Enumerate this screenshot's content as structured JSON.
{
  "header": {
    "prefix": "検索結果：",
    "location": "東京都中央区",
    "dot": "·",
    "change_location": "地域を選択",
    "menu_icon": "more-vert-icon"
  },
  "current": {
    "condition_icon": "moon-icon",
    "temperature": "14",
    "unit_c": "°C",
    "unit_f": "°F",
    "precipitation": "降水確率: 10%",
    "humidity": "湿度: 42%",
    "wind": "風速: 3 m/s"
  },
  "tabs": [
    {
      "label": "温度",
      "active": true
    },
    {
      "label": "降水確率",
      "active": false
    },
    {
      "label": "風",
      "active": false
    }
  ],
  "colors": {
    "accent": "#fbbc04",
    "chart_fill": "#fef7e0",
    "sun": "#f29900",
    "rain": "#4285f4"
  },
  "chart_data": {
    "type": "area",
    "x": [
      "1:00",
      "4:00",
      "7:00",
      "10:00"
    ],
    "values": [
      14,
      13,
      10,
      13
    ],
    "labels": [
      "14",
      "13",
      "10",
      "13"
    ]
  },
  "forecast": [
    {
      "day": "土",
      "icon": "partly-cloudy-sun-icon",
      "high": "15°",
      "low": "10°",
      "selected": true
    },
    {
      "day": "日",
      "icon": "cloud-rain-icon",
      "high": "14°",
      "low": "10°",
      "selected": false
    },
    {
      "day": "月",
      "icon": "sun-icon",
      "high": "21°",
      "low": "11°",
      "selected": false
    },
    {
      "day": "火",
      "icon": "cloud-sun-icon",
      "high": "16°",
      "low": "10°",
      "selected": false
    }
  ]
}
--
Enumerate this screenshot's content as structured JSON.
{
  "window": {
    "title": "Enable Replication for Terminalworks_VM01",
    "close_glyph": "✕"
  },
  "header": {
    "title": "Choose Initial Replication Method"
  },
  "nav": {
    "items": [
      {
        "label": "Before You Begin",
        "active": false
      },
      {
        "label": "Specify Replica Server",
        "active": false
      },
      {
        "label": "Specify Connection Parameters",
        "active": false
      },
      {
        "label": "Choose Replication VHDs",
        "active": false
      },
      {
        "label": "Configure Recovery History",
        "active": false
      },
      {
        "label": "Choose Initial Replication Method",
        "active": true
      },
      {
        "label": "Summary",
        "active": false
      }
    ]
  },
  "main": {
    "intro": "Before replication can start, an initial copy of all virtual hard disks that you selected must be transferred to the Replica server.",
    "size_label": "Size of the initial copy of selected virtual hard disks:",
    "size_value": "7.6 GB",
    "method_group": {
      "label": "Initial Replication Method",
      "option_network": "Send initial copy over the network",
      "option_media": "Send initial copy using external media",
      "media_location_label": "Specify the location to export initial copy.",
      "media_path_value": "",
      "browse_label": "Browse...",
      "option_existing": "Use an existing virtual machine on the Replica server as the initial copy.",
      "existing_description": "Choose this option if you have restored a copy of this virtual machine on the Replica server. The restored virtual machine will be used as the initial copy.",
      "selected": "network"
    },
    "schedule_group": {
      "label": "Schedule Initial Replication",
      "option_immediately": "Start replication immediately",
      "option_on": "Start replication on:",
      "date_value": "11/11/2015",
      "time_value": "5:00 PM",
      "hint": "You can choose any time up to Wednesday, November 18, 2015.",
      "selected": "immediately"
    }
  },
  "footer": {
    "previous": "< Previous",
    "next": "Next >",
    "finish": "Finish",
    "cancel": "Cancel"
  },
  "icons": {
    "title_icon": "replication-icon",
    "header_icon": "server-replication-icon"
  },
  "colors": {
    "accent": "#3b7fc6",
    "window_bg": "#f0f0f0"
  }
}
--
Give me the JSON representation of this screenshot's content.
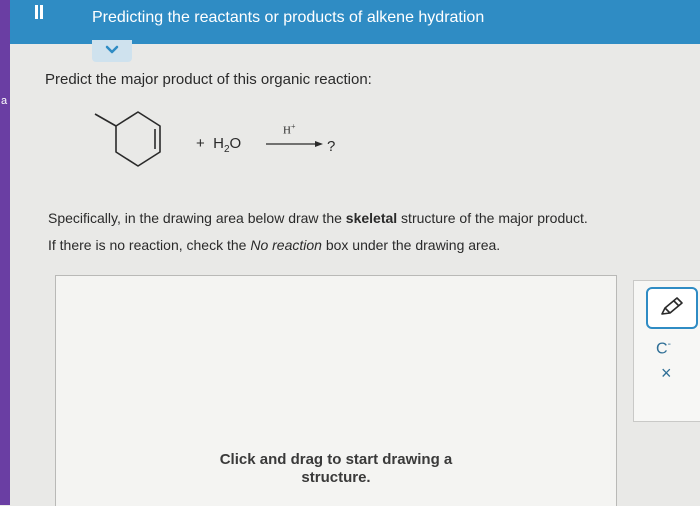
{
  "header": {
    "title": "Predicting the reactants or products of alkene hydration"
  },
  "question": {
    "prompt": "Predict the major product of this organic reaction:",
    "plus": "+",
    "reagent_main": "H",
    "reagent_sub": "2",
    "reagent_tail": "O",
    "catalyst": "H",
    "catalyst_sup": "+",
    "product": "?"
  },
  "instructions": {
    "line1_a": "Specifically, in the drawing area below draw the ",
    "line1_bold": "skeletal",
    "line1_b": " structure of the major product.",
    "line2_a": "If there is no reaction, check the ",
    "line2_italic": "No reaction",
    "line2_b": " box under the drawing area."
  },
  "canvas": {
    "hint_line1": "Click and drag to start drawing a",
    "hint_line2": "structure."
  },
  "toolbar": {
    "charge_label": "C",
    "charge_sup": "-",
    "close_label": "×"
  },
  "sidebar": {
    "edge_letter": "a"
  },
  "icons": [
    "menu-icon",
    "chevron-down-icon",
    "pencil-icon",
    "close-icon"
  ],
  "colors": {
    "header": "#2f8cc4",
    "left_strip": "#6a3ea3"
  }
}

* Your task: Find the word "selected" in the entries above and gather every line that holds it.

* Problem solution:
      "selected": true
      "selected": false
      "selected": false
      "selected": false
    "intro": "Before replication can start, an initial copy of all virtual hard disks that you selected must be transferred to the Replica server.",
    "size_label": "Size of the initial copy of selected virtual hard disks:",
      "selected": "network"
      "selected": "immediately"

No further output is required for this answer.